___ DATA EXCERPTS

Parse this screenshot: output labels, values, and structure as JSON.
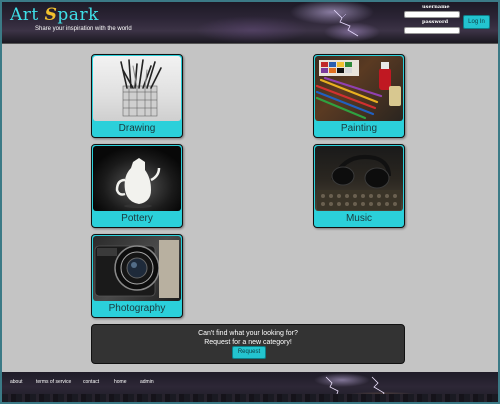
{
  "header": {
    "logo_prefix": "Art ",
    "logo_s": "S",
    "logo_suffix": "park",
    "tagline": "Share your inspiration with the world"
  },
  "login": {
    "username_label": "username",
    "password_label": "password",
    "username_value": "",
    "password_value": "",
    "button_label": "Log In"
  },
  "categories": [
    {
      "label": "Drawing"
    },
    {
      "label": "Painting"
    },
    {
      "label": "Pottery"
    },
    {
      "label": "Music"
    },
    {
      "label": "Photography"
    }
  ],
  "request": {
    "line1": "Can't find what your looking for?",
    "line2": "Request for a new category!",
    "button_label": "Request"
  },
  "footer": {
    "links": [
      "about",
      "terms of service",
      "contact",
      "home",
      "admin"
    ]
  },
  "colors": {
    "accent": "#2bd0da",
    "logo": "#3fe0e8",
    "logo_s": "#f2c12e"
  }
}
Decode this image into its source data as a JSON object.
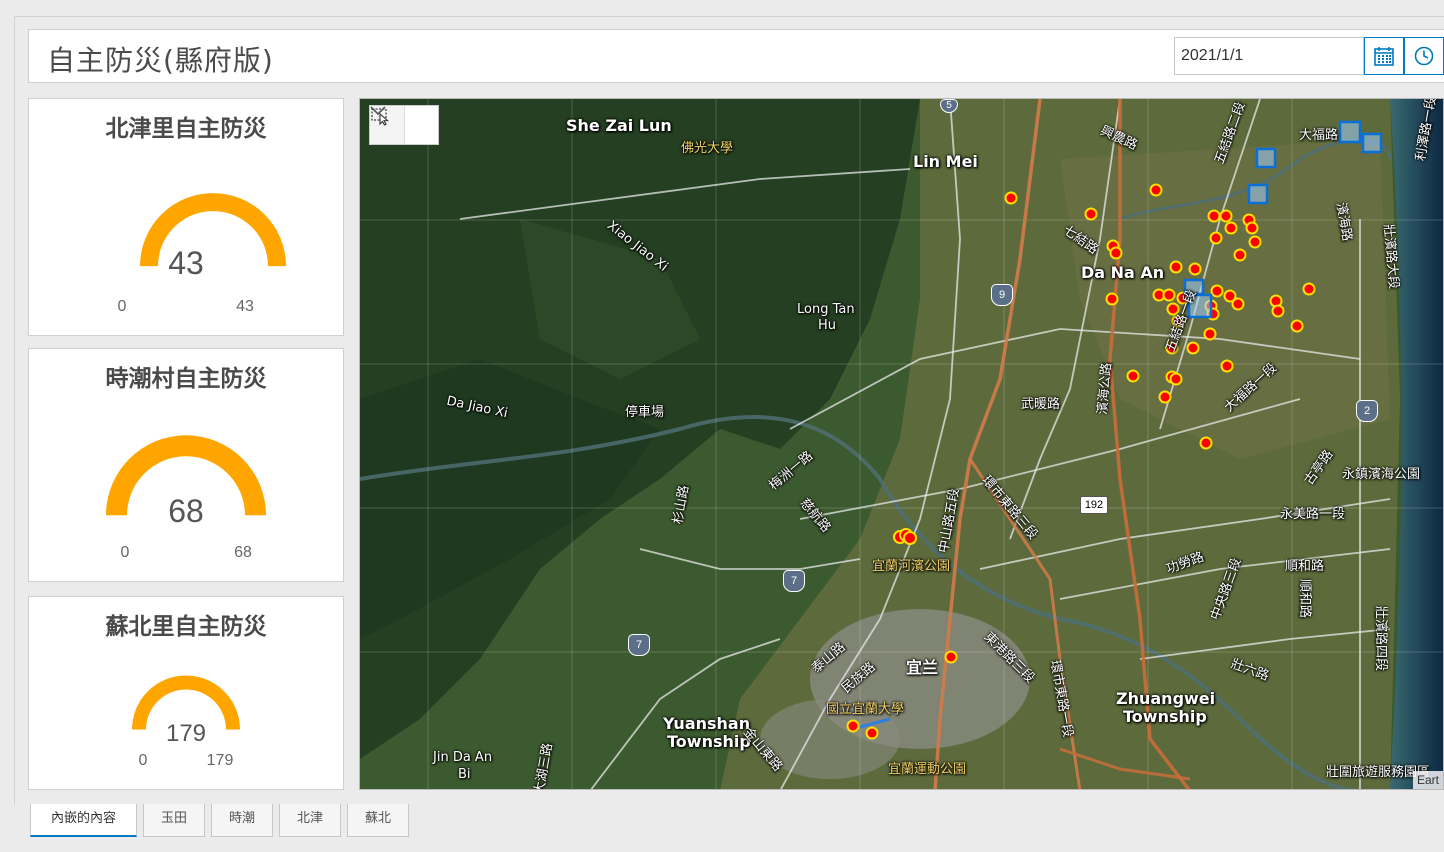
{
  "header": {
    "title": "自主防災(縣府版)",
    "date_value": "2021/1/1",
    "calendar_icon": "calendar-icon",
    "clock_icon": "clock-icon",
    "accent_color": "#0079c1"
  },
  "gauges": [
    {
      "title": "北津里自主防災",
      "value": "43",
      "min": "0",
      "max": "43",
      "fill_fraction": 1.0,
      "color": "#ffa500"
    },
    {
      "title": "時潮村自主防災",
      "value": "68",
      "min": "0",
      "max": "68",
      "fill_fraction": 1.0,
      "color": "#ffa500"
    },
    {
      "title": "蘇北里自主防災",
      "value": "179",
      "min": "0",
      "max": "179",
      "fill_fraction": 1.0,
      "color": "#ffa500"
    }
  ],
  "map": {
    "labels": {
      "she_zai_lun": "She Zai Lun",
      "fo_guang": "佛光大學",
      "lin_mei": "Lin Mei",
      "xiao_jiao_xi": "Xiao Jiao Xi",
      "long_tan_hu_1": "Long Tan",
      "long_tan_hu_2": "Hu",
      "da_jiao_xi": "Da Jiao Xi",
      "parking": "停車場",
      "da_na_an": "Da Na An",
      "xing_nong": "興農路",
      "da_fu_road": "大福路",
      "qi_jie": "七結路",
      "wu_jie_2": "五結路二段",
      "wu_jie_1": "五結路一段",
      "li_ze_1": "利澤路一段",
      "bin_hai": "濱海路",
      "bin_hai_da": "壯濱路大段",
      "wu_nuan": "武暖路",
      "bin_shui_gong": "濱海公路",
      "da_fu_1": "大福路一段",
      "gu_ting": "古亭路",
      "yong_zhen": "永鎮濱海公園",
      "yong_mei": "永美路一段",
      "ring_east_3": "環市東路三段",
      "zhong_shan_5": "中山路五段",
      "yilan_river_park": "宜蘭河濱公園",
      "mei_zhou": "梅洲一路",
      "ci_hang": "慈航路",
      "shan_lu": "杉山路",
      "gong_lao": "功勞路",
      "zhong_yang_3": "中央路三段",
      "shun_he": "順和路",
      "zhuang_bin_4": "壯濱路四段",
      "tai_shan": "泰山路",
      "min_zu": "民族路",
      "yilan": "宜兰",
      "dong_gang_3": "東港路三段",
      "ring_east_1": "環市東路一段",
      "zhuangwei_1": "Zhuangwei",
      "zhuangwei_2": "Township",
      "zhuang_liu": "壯六路",
      "niu": "國立宜蘭大學",
      "yuanshan_1": "Yuanshan",
      "yuanshan_2": "Township",
      "jin_shan_east": "金山東路",
      "sports_park": "宜蘭運動公園",
      "jin_da_an_1": "Jin Da An",
      "jin_da_an_2": "Bi",
      "da_hu_3": "大湖三路",
      "zhuang_wei_tour": "壯圍旅遊服務園區",
      "attribution": "Eart"
    },
    "shields": {
      "s5": "5",
      "s9": "9",
      "s2": "2",
      "s7a": "7",
      "s7b": "7",
      "s192": "192"
    },
    "point_color": "#ff0000",
    "point_outline": "#ffe000"
  },
  "tabs": [
    {
      "label": "內嵌的內容",
      "active": true
    },
    {
      "label": "玉田",
      "active": false
    },
    {
      "label": "時潮",
      "active": false
    },
    {
      "label": "北津",
      "active": false
    },
    {
      "label": "蘇北",
      "active": false
    }
  ]
}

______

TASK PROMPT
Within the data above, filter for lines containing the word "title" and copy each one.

RESPONSE BELOW
    "title": "自主防災(縣府版)",
      "title": "北津里自主防災",
      "title": "時潮村自主防災",
      "title": "蘇北里自主防災",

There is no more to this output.